Over the weekend of June 11th, RL packed its bags and headed over to Charlotte, NC for the annual conference of the Association for Professionals in Infection Control and Epidemiology. We love attending conferences because it’s a great opportunity for us to meet people in the industry, exhibit our products and attend sessions.
Interestingly enough, we couldn’t help some but notice similarities in what's trending for infection preventionists (IPs) and what quality and patient safety staff have been talking about for some time.
Trend #1: Getting staff to take a more ‘hands-on’ role
It is no secret that front-line staff are your best resource when it comes to preventing the spread of healthcare-acquired infections. Beyond handwashing, a presentation at APIC 2016 on the role of the staff nurse in antimicrobial stewardship outlined some assets that IPs can bring to antimicrobial stewardship, and addressed the scope of antimicrobial resistance in hospitals.
Additionally, a session on one healthcare system’s success in regards to implementing CAUTI prevention practices outlines strategies to engage front-line staff and leadership to align efforts across the organization to produce attainable changes. CMS has long mandated that healthcare organizations reduce CAUTI infections, and there are many opportunities for shared learning.
Trend #2: Acquiring additional resources

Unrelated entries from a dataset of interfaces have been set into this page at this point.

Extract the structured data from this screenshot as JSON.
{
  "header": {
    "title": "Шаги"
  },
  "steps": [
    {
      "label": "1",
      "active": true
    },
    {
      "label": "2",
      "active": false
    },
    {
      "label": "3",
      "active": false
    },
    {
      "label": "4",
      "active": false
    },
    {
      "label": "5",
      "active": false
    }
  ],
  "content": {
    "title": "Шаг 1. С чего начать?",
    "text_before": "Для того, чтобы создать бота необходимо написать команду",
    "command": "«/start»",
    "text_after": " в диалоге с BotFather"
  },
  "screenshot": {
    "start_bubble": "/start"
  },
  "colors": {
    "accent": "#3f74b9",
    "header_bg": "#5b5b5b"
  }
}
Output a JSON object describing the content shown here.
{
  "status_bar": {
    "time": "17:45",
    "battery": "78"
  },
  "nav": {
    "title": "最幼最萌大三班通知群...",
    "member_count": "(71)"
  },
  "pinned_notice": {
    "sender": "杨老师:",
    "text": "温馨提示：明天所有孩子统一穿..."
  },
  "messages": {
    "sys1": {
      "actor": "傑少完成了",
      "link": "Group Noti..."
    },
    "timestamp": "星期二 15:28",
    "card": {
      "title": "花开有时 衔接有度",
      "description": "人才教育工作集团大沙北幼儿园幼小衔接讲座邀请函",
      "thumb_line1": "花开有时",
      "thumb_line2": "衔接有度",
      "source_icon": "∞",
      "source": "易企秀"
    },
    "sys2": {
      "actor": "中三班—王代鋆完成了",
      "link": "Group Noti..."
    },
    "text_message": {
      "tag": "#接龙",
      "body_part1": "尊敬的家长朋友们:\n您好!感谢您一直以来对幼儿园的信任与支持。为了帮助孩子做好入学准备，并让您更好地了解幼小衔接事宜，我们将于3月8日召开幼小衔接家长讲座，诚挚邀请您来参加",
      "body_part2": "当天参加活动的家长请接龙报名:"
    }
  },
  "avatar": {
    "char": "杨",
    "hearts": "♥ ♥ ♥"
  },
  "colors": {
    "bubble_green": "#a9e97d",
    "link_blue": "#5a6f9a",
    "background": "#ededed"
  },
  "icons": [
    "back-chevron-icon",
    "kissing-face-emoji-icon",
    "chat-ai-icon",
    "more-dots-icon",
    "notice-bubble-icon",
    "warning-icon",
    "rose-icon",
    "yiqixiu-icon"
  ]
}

Gaining leadership buy-in or funding for initiatives can sometimes be a hard sell. A session at APIC 2016 on sales and presentation skills to obtain additional resources for your infection control program outlines the tools to reinforce your system. This includes developing a persuasive presentation, and highlight the value of your infection prevention department.
In contrast, a presentation on international infection prevention and control in resources-limited settings outlined how to approach HAIs and surveillance when faced with these limitations.
Struggling with acquiring additional resources for your infection control initiatives? You're not alone! Talk to other departments who've successfully pitched projects for tips on getting funding.
Trend #3: Learning from others
Case studies can be an important tool in healthcare workers ongoing education efforts. Sessions such as “The Top 10 Infection Prevention Articles of 2015” shined light on recent research findings. Topics contained within these articles include qualitative literature review of staff compliance with hand hygiene guidelines, examination of the cost-effectiveness of a hospital’s ongoing investment in preventing HAIs in an ICU and many more.
Furthermore, a presentation on “Understanding and Interpreting Research Studies for Deciding When to Integrate Evidence into Practice” shows there is increasing focus on the importance of evidence-informed prevention strategies as well as evidence-based decision-making.
That sounds a lot like the move from volume-based care to value-based, doesn't it?
Reducing healthcare-acquired infections is everyone's responsibility. Infection Preventionists can help but their influence is lessened due to the current structure of their role. Download the whitepaper to discover how your healthcare organization can unlock the hidden potential of your IP.